- Spending money on improvements that could boost the value of your home and put you back into positive equity
If you need to move, but you don’t necessarily need to sell your home, you could consider renting it out to avoid problems selling when in negative equity.
The first step if you do want to rent out your home is to speak to your mortgage lender, and you’ll need to factor in:
- Whether you’re able to switch to a buy-to-let mortgage, which could come with a higher interest rate
- Whether switching could see you incur lender charges
- Whether the property is suitable to rent out meets rental compliance standards
- Whether you would manage the property or if you’d use a letting agent
Can I remortgage if I’m in negative equity?
When your mortgage deal expires, you would normally consider remortgaging on to a new deal.
However, if you’re in negative equity, your lender may now allow this, meaning you’ll be left on their Standard Variable Rate (SVR) with potentially higher repayments.
If your deal is coming to an end and you’re in negative equity, speak to your lender to find out your options.
How can I get rid of negative equity on my mortgage?
If you find yourself in negative equity, the best step you can take is to stay in your home and keep making your mortgage payments.
Over time, you’ll pay down more and more of your mortgage which can help increase the equity you have in your home.
If your mortgage lender allows you to overpay, you could also consider doing this as a faster way to reduce any negative equity.
For advice on how to change your mortgage, speak to a broker.
How to avoid negative equity
Avoiding negativity starts when you first purchase your home, and you should:
1. Put down as big a deposit as you can
If you have the savings, putting a bigger deposit down can increase your equity in the property and reduce your risk of falling into negative equity if house prices do fall.
For example, if you purchased a £300,000 home with a £30,000 (10%) deposit, a large drop in property prices of above 10% would put you in negative equity.
If you were able to buy the same home with a £50,000 (16%) deposit, however, a 10% fall in house prices wouldn’t put you in negative equity.
2. Buy at below market value
If you’re able to buy your property for less than its market value, this can help wipe out the prospect of negative equity if prices do fall.
If the seller is looking for a quick sale, they may be open to an offer and the more you can save at the beginning, the better off you’ll be further into your ownership.
What is a negative equity mortgage?
Some lenders offer special mortgages for those in negative equity but who need to move home.
This sees the lender transfer the shortfall between your existing mortgage and sale price to a new mortgage on the property you want to move to.
A lender’s decision on a negative equity mortgage will very much come down to individual circumstances, but these mortgages can include:
- Potential increases in fees or charges
- Higher mortgage interest rates
- Early repayment charges
While negative equity mortgages can help, the interest rates tend to be higher so it’s always best to wait it out if you can.
- Want a stress-free move?
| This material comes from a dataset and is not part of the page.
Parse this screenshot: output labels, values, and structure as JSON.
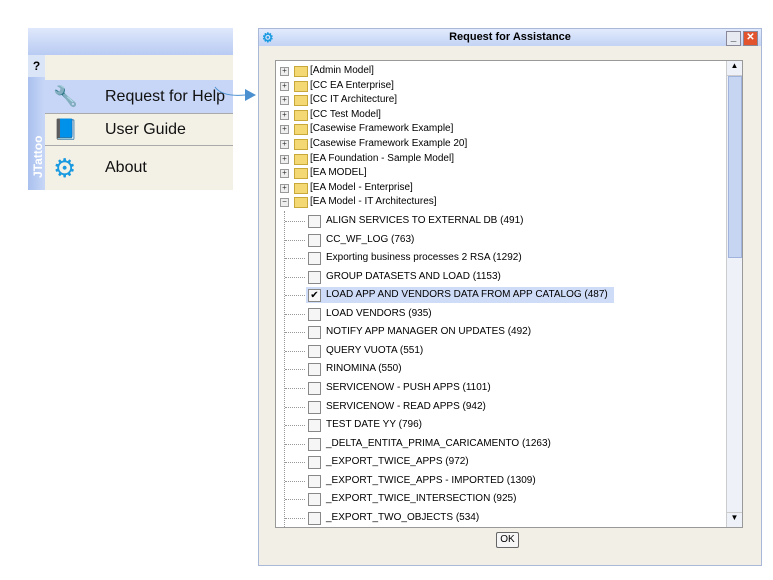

Read these nine tips
- Key advice for buying and selling a home
- The best (and worst) times to buy revealed
Still have questions? Contact your local CJ Hole branch today.